For the final project, I would like to work on empowering library staff to be local advocates for issues that affect libraries, library workers, and our communities, whether it’s issues related to privacy, surveillance, workers rights, budgets/salaries, etc.
The first step I want to take towards creating this is to utilize the platforms I already have at my disposal- the New England Library Association’s annual conference and the Library Management Group- to develop interactive online training related to this topic.

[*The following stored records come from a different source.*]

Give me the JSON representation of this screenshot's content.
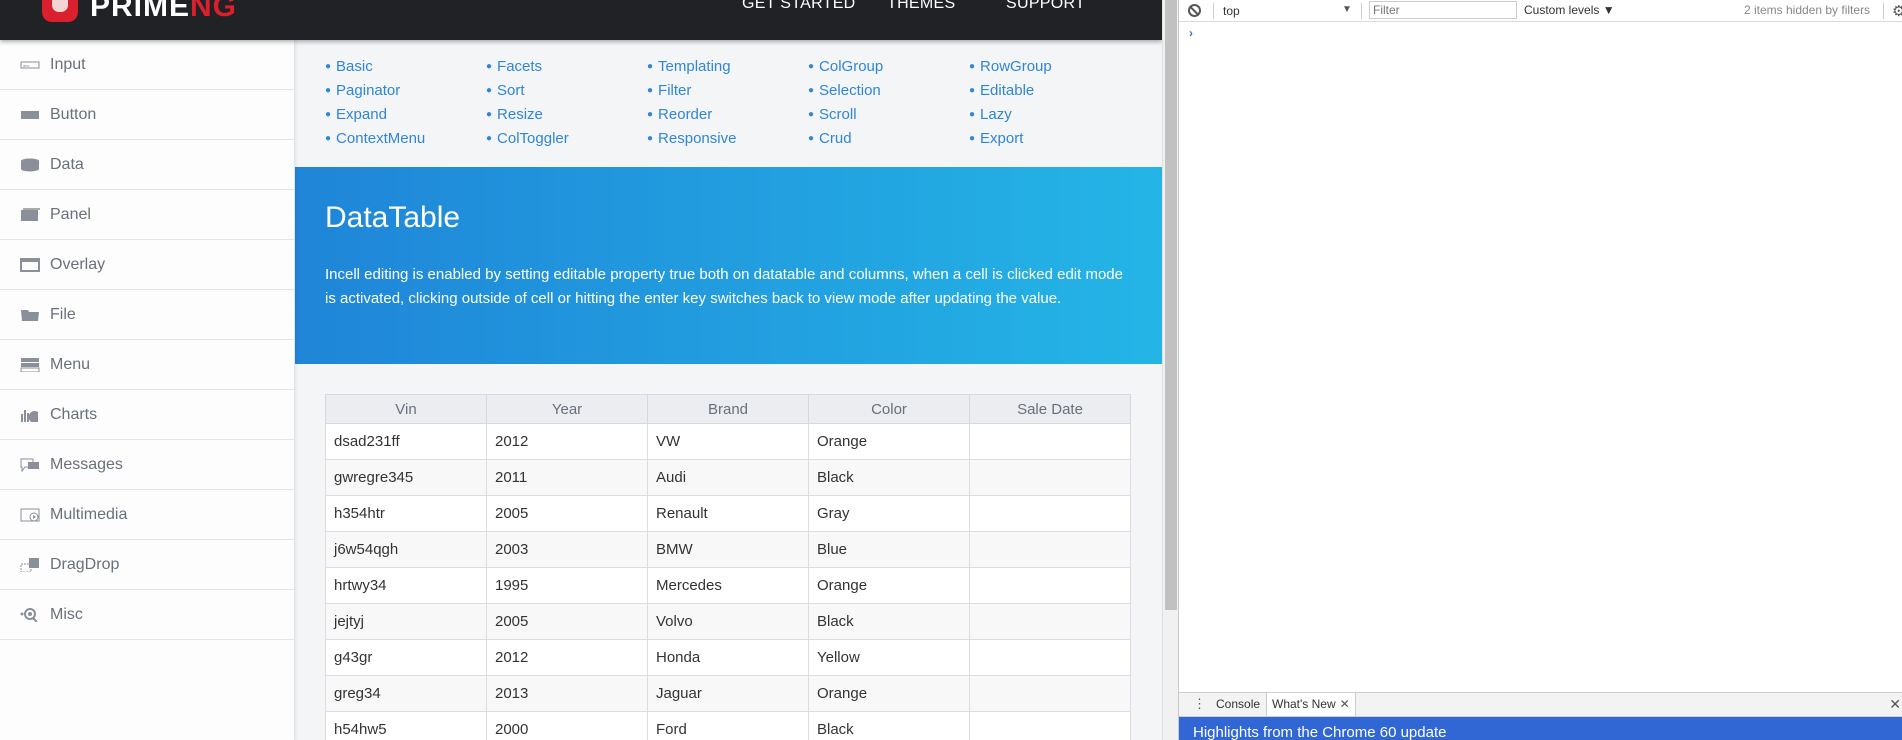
{
  "topbar": {
    "logo_text_prime": "PRIME",
    "logo_text_ng": "NG",
    "nav": [
      "GET STARTED",
      "THEMES",
      "SUPPORT"
    ]
  },
  "sidebar": {
    "items": [
      {
        "label": "Input",
        "icon": "input-icon"
      },
      {
        "label": "Button",
        "icon": "button-icon"
      },
      {
        "label": "Data",
        "icon": "database-icon"
      },
      {
        "label": "Panel",
        "icon": "panel-icon"
      },
      {
        "label": "Overlay",
        "icon": "overlay-icon"
      },
      {
        "label": "File",
        "icon": "folder-icon"
      },
      {
        "label": "Menu",
        "icon": "menu-icon"
      },
      {
        "label": "Charts",
        "icon": "charts-icon"
      },
      {
        "label": "Messages",
        "icon": "messages-icon"
      },
      {
        "label": "Multimedia",
        "icon": "multimedia-icon"
      },
      {
        "label": "DragDrop",
        "icon": "dragdrop-icon"
      },
      {
        "label": "Misc",
        "icon": "misc-icon"
      }
    ]
  },
  "sublinks": [
    "Basic",
    "Facets",
    "Templating",
    "ColGroup",
    "RowGroup",
    "Paginator",
    "Sort",
    "Filter",
    "Selection",
    "Editable",
    "Expand",
    "Resize",
    "Reorder",
    "Scroll",
    "Lazy",
    "ContextMenu",
    "ColToggler",
    "Responsive",
    "Crud",
    "Export"
  ],
  "banner": {
    "title": "DataTable",
    "description": "Incell editing is enabled by setting editable property true both on datatable and columns, when a cell is clicked edit mode is activated, clicking outside of cell or hitting the enter key switches back to view mode after updating the value."
  },
  "table": {
    "columns": [
      "Vin",
      "Year",
      "Brand",
      "Color",
      "Sale Date"
    ],
    "rows": [
      [
        "dsad231ff",
        "2012",
        "VW",
        "Orange",
        ""
      ],
      [
        "gwregre345",
        "2011",
        "Audi",
        "Black",
        ""
      ],
      [
        "h354htr",
        "2005",
        "Renault",
        "Gray",
        ""
      ],
      [
        "j6w54qgh",
        "2003",
        "BMW",
        "Blue",
        ""
      ],
      [
        "hrtwy34",
        "1995",
        "Mercedes",
        "Orange",
        ""
      ],
      [
        "jejtyj",
        "2005",
        "Volvo",
        "Black",
        ""
      ],
      [
        "g43gr",
        "2012",
        "Honda",
        "Yellow",
        ""
      ],
      [
        "greg34",
        "2013",
        "Jaguar",
        "Orange",
        ""
      ],
      [
        "h54hw5",
        "2000",
        "Ford",
        "Black",
        ""
      ]
    ]
  },
  "devtools": {
    "context": "top",
    "filter_placeholder": "Filter",
    "levels": "Custom levels ▼",
    "hidden_count": "2 items hidden by filters",
    "prompt": "›",
    "drawer_tabs": [
      "Console",
      "What's New"
    ],
    "whats_new_title": "Highlights from the Chrome 60 update"
  },
  "colors": {
    "topbar": "#212226",
    "brand_red": "#d9202c",
    "link_blue": "#2f86d8",
    "banner_start": "#1f85d8",
    "banner_end": "#24b5e6",
    "devtools_blue": "#3067d4"
  }
}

This would likely include a mix of speakers and discussions in a virtual setting to start with, since we’re all at home.
The long term vision I have for this is to eventually create a better leadership training experience that would not only incorporate these things, but would also teach people how to empower others to be advocates. I’m not sure how effective leadership training is in teaching people how to lift others up with them, but it’s something I would really like to look into. Super long term would be to eventually create something with a broader reach than the New England area.
The challenges to making this happen are: short term, I need buy in from the current conference committee- we are going to be moving to a series of virtual topics as opposed to an annual conference (this hasn’t been officially announced yet, but the decision has been made). I’d need to make sure they’re on board with dedicating some time in the schedule for these topics. Longer term challenge would be recruiting enough other people to make this happen, figuring out the best method of delivery, and figuring out how to measure its effectiveness so I don’t just wind up producing more of the same old thing.